36 Million Pounds of Ground Turkey Recalled
Deadly Salmonella Contamination Spurs Third Largest Meat Recall Ever
WebMD News Archive
Symptoms of Salmonella Food Poisoning
Salmonella infection causes diarrhea, fever, and abdominal cramps. It can only be definitively diagnosed by laboratory tests.
Most salmonella infections go away within five to seven days. Often, the only treatment needed is oral fluids. However, people with severe dehydration may need intravenous fluids.

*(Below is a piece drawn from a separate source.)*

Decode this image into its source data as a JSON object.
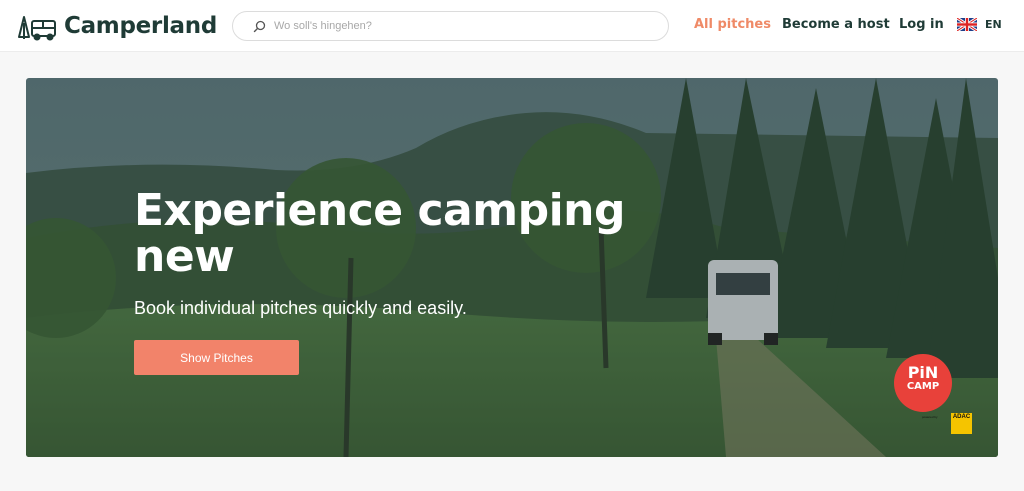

Doctors usually reserve antibiotic treatment for patients whose salmonella infections have escaped the gut and spread elsewhere in the body.
Although the current outbreak strain of Salmonella Heidelberg is resistant to ampicillin, tetracycline, and streptomycin, it remains sensitive to other common antibiotics such as ciprofloxacin, ceftriaxone, and Bactrim.
How to Prevent Salmonella Food Poisoning
Here are the CDC's tips on how to prevent salmonella infection:
- Cook poultry, ground beef, and eggs thoroughly to 165 degrees. Don't guess; use a food thermometer.
- Do not eat or drink foods containing raw eggs or raw (unpasteurized) milk.
- If you are served undercooked meat, poultry, or eggs in a restaurant, don't hesitate to send it back to the kitchen for further cooking.
- Wash hands, kitchen work surfaces, and utensils with soap and water immediately after they have been in contact with raw meat or poultry.
- Be particularly careful with foods prepared for infants, the elderly, and people with impaired or suppressed immune systems.
- Wash hands with soap after handling reptiles, birds, or baby chicks, and after contact with pet feces.
- Avoid direct or even indirect contact between reptiles (turtles, iguanas, other lizards, snakes) and infants or immunocompromised people.
- Don't work with raw poultry or meat and an infant (e.g., feed, change diaper) at the same time.
- Mother's milk is the safest food for young infants. Breastfeeding prevents salmonella infection and many other health problems.
List of Recalled Ground Turkey Products
Here's the list of ground turkey products recalled since Aug. 4:
Ground Turkey Chubs - Use or Freeze by Dates of 2/20/11 through 8/23/11
- 10 lb. chubs of Honeysuckle White Fresh Natural Lean Ground Turkey with Natural Flavorings
- 10 lb. chubs of Unbranded Ground Turkey w/ Natural Flavoring 2 Pack
- 80 oz. (5 lbs.) chubs of Riverside Ground Turkey with Natural Flavoring
- 10 lb. chubs of Natural Lean Ground Turkey with Natural Flavorings
- 16 oz. (1 lb.) chubs of Fresh Lean HEB Ground Turkey 93/7
- 16 oz. (1 lb.) chubs of Fresh HEB Ground Turkey 85/15
- 16 oz. (1 lb.) chubs of Honeysuckle White 93/7 Fresh Ground Turkey with Natural Flavoring
- 4-1 Pound Packages of Honeysuckle White Ground Turkey with Natural Flavoring Value Pack
- 16 oz. (1 lb.) chubs of Honeysuckle White 85/15 Fresh Ground Turkey
- 48 oz. (3 lb.) chubs of Honeysuckle White 85/15 Fresh Ground Turkey
85% Ground Turkey - Use or Freeze by Dates of 2/20/11 through 8/23/11
- 19.2 oz. (1.2 lb.) trays of Honeysuckle White 85/15 Ground Turkey
- 19.2 oz. (1.2 lb.) trays of Honeysuckle White Taco Seasoned Ground Turkey Colored with Paprika
- 19.2 oz. (1 lb. 3.2 oz.) trays of Kroger Ground Turkey Fresh 85/15
- 48.0 oz. (3 lb.) trays of Kroger Ground Turkey Fresh 85/15
- 20 oz. (1.25 lb.) trays of Honeysuckle White 85/15 Ground Turkey
- 48.0 oz. (3 lbs.) trays of Honeysuckle White 85/15 Ground Turkey Family Pack
- 16 oz. (1 lb.) trays of Honeysuckle White 85/15 Ground Turkey
- 19.2 oz. (1.2 lbs.) trays of Honeysuckle White Seasoned Italian Style Ground Turkey with Natural Flavorings
- 20 oz. (1 lb. 4 oz.) trays of Safeway Fresh Ground Turkey with Natural Flavorings * 15% Fat
(NOTE: Sold in Texas only at Randall's and Tom Thumb, Use or Freeze by 03/12/11 through 05/05/11)